"Most people that are working on drug policy reform wish there wasn't a drug czar," says Alison Holcomb, Director of the Washington ACLU's Drug Policy Project. "If there is going to be a drug czar, they wish it would be someone from the public health world, who would turn our laws toward a public health model."
Nevertheless, Holcomb says there are signs that Kerlikowske could be good for the job, and meaningful reforms he could push.Calling the ACLU's experiences with the Seattle Police Department "fairly positive," she recalls an appearance by Kerlikowske at a criminal justice reform summit the Washington State Bar Association put on at Seattle University in October. "[ACLU Deputy Director] Jennifer Shaw put our reclassification bill in front of the council, and Kerlikowske said, 'This is a great idea. We already have I-75.' I think that's indicative of the approach he takes to drug laws." (We left a message with the SPD to confirm Kerlikowske's position on the bill, but have yet to receive a response.)
While she notes that most meaningful changes will require action by Congress, Holcomb says she'd like to see Kerlikowske use his office to advocate for "repealing the federal ban on [federal funding for] syringe exchange," eliminating disparities between crack and powder cocaine sentences," and "shifting a lot of resources away from the international interdiction efforts that are leading to insane violence in Mexico and using that money to do health-based education and treatment here in the US."
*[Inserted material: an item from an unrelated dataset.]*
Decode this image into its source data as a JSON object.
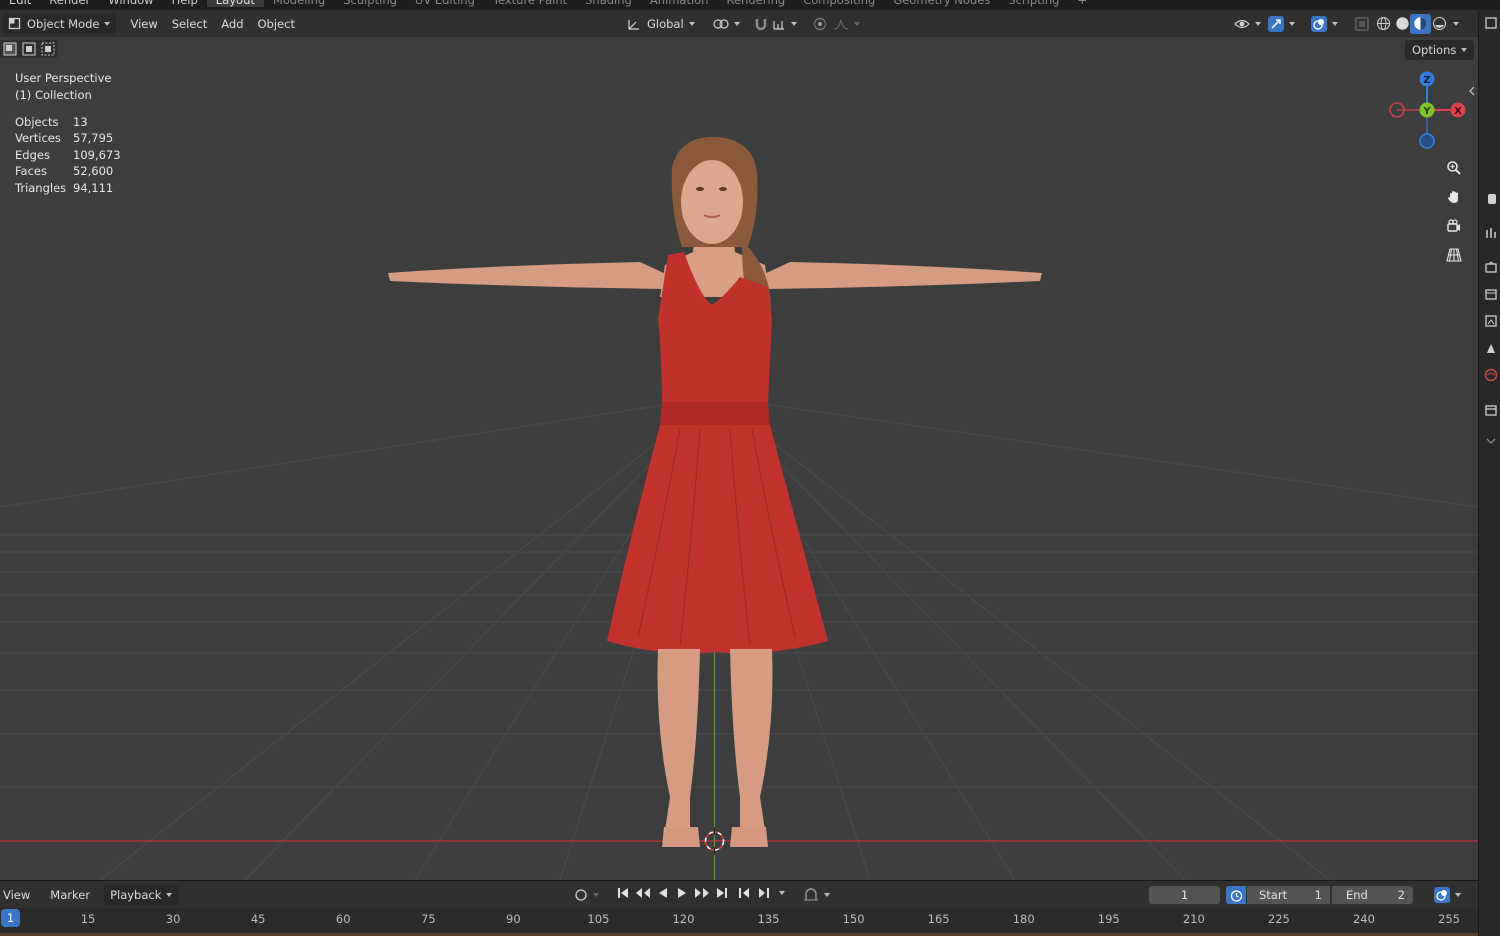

Needle exchanges are a well-established means of preventing the spread of HIV/AIDS but have been prohibited by Congress from receiving federal funding since 1988, because of fears of condoning drug use. Meanwhile, sentencing disparities between crack and cocaine--crack offenses carry much longer sentences--have led to huge racial disparities in incarceration, as those sentenced for crack offenses are overwhelmingly black (even though most crack users are white or Latino). And interdiction efforts have not only led to turf wars abroad, but have failed to reduce domestic drug supply and to stop Mexican cartles from growing their bud here.